Today I would like to share a gentle reminder of something all of us - me and you - can do to encourage ourselves and others to be more understanding and, perhaps, less judgemental.
Start substituting the word "we" for "they" when you are about to make a statement about someone or some group of people other than yourself. You can use it to test out how it might sound if you were the subject of what you are trying to say OR you can make what you are saying sound more inclusive and less confrontational.
What if You were They?
"They really don't know what they're doing over there. They're clueless and they don't care about their clients."
Now, be honest with yourself. Have you ever thought something like that about some organization, group, governmental agency, team, church, etc etc.? I bet you have. I did just a few moments ago, myself.
Now, think about how it feels if I substitute "we" in that sentence:
"We really don't know what we're doing here. We're clueless and we don't care about our clients."
Now, if that doesn't make you a little uncomfortable - try a different substitution. Think about some group (a family, organization, club - doesn't matter) that you really care about and that you are a part of. Or maybe you are a worker who does their best day in and day out for a business or agency.
Pretend you are a "fly on the wall" and you hear someone you know talking about that group or business - and they say "They really don't know what they're doing...they don't care... they're all idiots." And you know they are referring to YOUR group - and by extension - YOU.
The Anonymous They
When I use the generic "they" to make a negative statement, I am foisting the responsibility off on some "OTHERS", rather than on me or people I might be allied with. I am implying, whether I mean it or not, potential incompetence, ignorance, or apathy.

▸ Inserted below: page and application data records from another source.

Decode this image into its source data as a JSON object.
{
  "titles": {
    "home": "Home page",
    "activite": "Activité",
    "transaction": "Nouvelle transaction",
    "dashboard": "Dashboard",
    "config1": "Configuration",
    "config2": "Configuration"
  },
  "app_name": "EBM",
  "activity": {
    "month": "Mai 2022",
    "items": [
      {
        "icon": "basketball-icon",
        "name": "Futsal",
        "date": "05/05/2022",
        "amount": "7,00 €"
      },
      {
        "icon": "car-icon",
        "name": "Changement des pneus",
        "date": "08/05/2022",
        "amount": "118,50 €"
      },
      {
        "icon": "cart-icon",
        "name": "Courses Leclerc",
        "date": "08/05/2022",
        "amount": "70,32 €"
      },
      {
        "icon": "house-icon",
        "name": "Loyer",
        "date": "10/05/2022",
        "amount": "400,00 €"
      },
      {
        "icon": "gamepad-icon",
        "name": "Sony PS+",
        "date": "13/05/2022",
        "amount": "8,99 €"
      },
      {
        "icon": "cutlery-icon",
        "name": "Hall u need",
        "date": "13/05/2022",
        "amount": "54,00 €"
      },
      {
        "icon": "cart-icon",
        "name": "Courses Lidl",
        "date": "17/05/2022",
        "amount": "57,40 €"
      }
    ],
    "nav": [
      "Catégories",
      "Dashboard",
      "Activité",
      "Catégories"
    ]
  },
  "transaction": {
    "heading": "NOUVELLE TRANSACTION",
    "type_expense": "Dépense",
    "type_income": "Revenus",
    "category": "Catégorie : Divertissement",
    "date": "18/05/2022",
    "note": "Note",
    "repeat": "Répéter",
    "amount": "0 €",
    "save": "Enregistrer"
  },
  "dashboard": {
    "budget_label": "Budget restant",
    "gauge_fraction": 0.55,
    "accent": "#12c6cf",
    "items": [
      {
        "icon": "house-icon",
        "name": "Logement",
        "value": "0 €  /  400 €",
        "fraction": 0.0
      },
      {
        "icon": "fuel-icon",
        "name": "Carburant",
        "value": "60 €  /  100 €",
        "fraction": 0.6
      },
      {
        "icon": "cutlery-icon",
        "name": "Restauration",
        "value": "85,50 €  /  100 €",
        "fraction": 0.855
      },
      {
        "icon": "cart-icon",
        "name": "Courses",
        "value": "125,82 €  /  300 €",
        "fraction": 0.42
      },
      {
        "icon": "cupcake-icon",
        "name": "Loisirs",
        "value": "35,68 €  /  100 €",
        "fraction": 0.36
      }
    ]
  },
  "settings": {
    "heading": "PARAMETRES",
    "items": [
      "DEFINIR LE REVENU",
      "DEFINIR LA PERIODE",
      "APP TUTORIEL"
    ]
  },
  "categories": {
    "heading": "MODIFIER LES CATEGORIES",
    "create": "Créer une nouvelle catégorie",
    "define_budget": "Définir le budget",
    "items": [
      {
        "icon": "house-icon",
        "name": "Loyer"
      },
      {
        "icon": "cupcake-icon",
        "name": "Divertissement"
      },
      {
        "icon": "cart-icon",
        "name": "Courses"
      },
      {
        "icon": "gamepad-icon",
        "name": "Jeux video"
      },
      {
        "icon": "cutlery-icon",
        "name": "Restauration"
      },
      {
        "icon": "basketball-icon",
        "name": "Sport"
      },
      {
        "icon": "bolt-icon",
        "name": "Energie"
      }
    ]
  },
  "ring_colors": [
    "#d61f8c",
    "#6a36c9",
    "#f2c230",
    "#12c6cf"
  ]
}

I am absolving myself from blame and I imply that there are sides to land on here.
And when we use "they" we rarely picture an individual that we can identify. Or, if we do, it is some figurehead that we've decided is not human enough to care about because they are merely a symbol of something we don't respect. We are forgetting that they humans who are just like us. Humans that could be hurt by what we say or by the things that happen as a result of what we say.
I know people who work in government agencies. These are good people who do their level best to do their job well and do their job correctly and do their job to serve the public as best as they can.
And, yet, the government is the easiest "they" we've got. It's so easy to forget that it is made up of people - people like you. People like me.
I Can Identify with We
If I substitute "we" for they, I am making sure everyone takes some measure of responsibility. I am hopeful that I remind everyone that we are ALL in this together. I would like for us all to remember that people who are doctors, nurses, public health officials, CDC statisticians, etc are all people. People with likes, dislikes, hopes, dreams, areas of expertise and areas of... well... no expertise. We are people that err and succeed. And WE seldom know with certainty all of the answers... and sometimes not even some of the answers.
"We" is more gentle. "We" doesn't alienate. "We" includes me... and you... and reminds us to find ways to work together.
An Effort to Change
There is a post going around showing yearly diagnosed cases for the flu. The numbers for last Winter are low. Of course, some people want to claim that this is because "they" decided to count flu cases as covid cases
I typically try not to get involved with these sorts of discussions in social media, but this involved people I think well of and felt I could contribute positively (and kindly).
I started to write:
"In fact, they were often testing for flu, getting a negative, but policy or availability was preventing testing for Covid."
It sounds ok - I guess. But, it sounded aggressive. It didn't feel like it moved anything forward, so I tried this:
"In fact, we were often testing for flu, getting a negative, but policy or availability was preventing testing for Covid."
You can take issue with me on content if you wish. HOWEVER, consider the different feel each of these statements have.
We, as a people. We, as a community. We, ended up handling certain stages in the pandemic certain ways. Some of us disagreed with some of the steps, some of us agreed. But, in the end, we ALL had a say in how things have gone in each of our groups and communities.
And when we use the word "we," it encourages us to consider what role each of us in that "we" played and we can consider how some people in that "we" suffered while others were spared. Some good things happened and some bad things happened - and we had something to do with it.
It wasn't just "them," it was "us."